**What you are asked to do**
Which lines of the listing below contain the word "Station"? Copy each of them.

**Records for the task**

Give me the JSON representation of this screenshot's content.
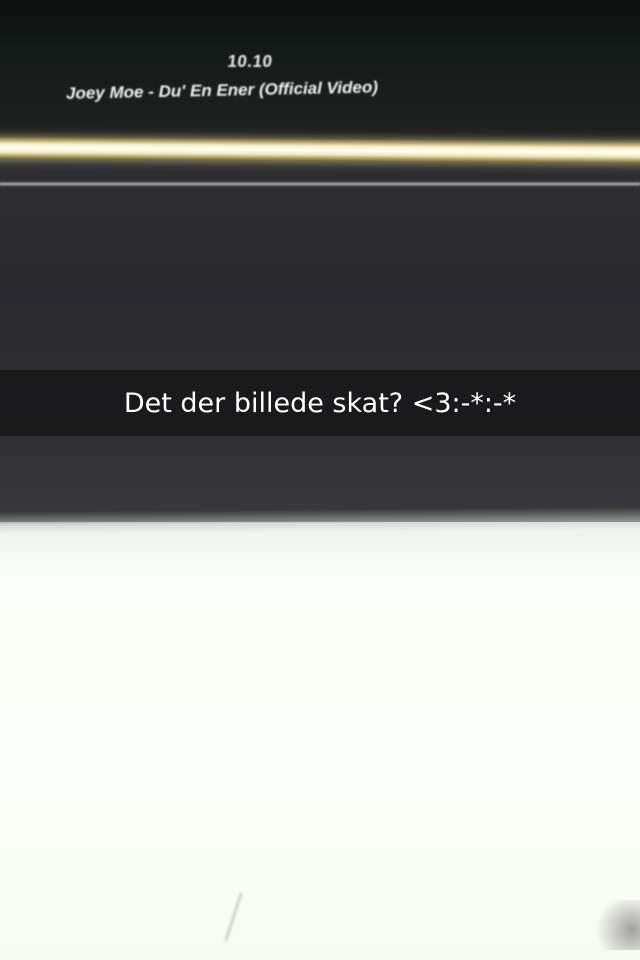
{
  "video_screen": {
    "time_label": "10.10",
    "video_title": "Joey Moe - Du' En Ener (Official Video)",
    "progress_fraction": 1.0
  },
  "caption": {
    "text": "Det der billede skat? <3:-*:-*"
  }
}
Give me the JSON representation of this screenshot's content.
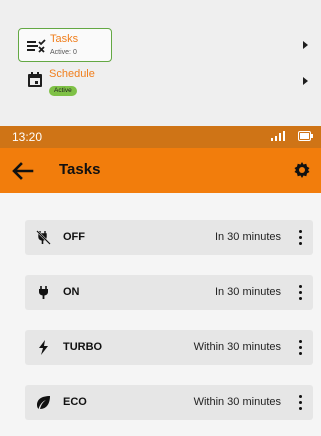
{
  "menu": {
    "tasks": {
      "title": "Tasks",
      "subtitle": "Active: 0"
    },
    "schedule": {
      "title": "Schedule",
      "badge": "Active"
    }
  },
  "status_bar": {
    "time": "13:20"
  },
  "app_bar": {
    "title": "Tasks"
  },
  "tasks": [
    {
      "label": "OFF",
      "time": "In 30 minutes",
      "icon": "plug-off-icon"
    },
    {
      "label": "ON",
      "time": "In 30 minutes",
      "icon": "plug-icon"
    },
    {
      "label": "TURBO",
      "time": "Within 30 minutes",
      "icon": "lightning-icon"
    },
    {
      "label": "ECO",
      "time": "Within 30 minutes",
      "icon": "leaf-icon"
    }
  ],
  "colors": {
    "accent_orange": "#f27d0c",
    "status_bar_orange": "#cf7416",
    "active_green": "#7fc146",
    "card_background": "#e6e6e6"
  }
}
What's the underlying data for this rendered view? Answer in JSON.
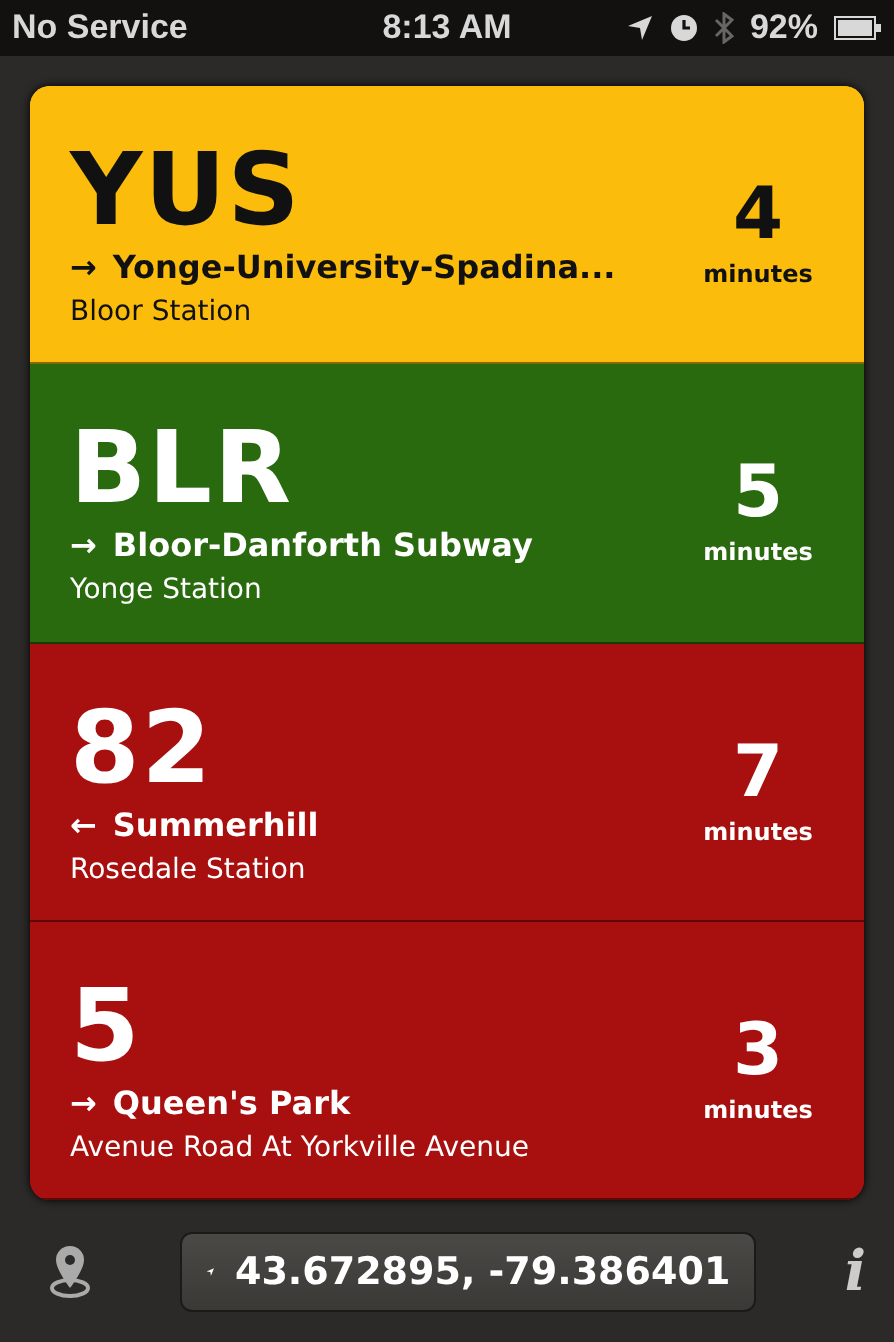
{
  "status_bar": {
    "carrier": "No Service",
    "time": "8:13 AM",
    "battery": "92%"
  },
  "arrivals": [
    {
      "route": "YUS",
      "direction_arrow": "→",
      "destination": "Yonge-University-Spadina...",
      "stop": "Bloor Station",
      "minutes": "4",
      "unit": "minutes",
      "color": "#fbbc0c"
    },
    {
      "route": "BLR",
      "direction_arrow": "→",
      "destination": "Bloor-Danforth Subway",
      "stop": "Yonge Station",
      "minutes": "5",
      "unit": "minutes",
      "color": "#2a6a0e"
    },
    {
      "route": "82",
      "direction_arrow": "←",
      "destination": "Summerhill",
      "stop": "Rosedale Station",
      "minutes": "7",
      "unit": "minutes",
      "color": "#a80f0f"
    },
    {
      "route": "5",
      "direction_arrow": "→",
      "destination": "Queen's Park",
      "stop": "Avenue Road At Yorkville Avenue",
      "minutes": "3",
      "unit": "minutes",
      "color": "#a80f0f"
    }
  ],
  "toolbar": {
    "coordinates": "43.672895, -79.386401",
    "info": "i"
  }
}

**Response below**
      "stop": "Bloor Station",
      "stop": "Yonge Station",
      "stop": "Rosedale Station",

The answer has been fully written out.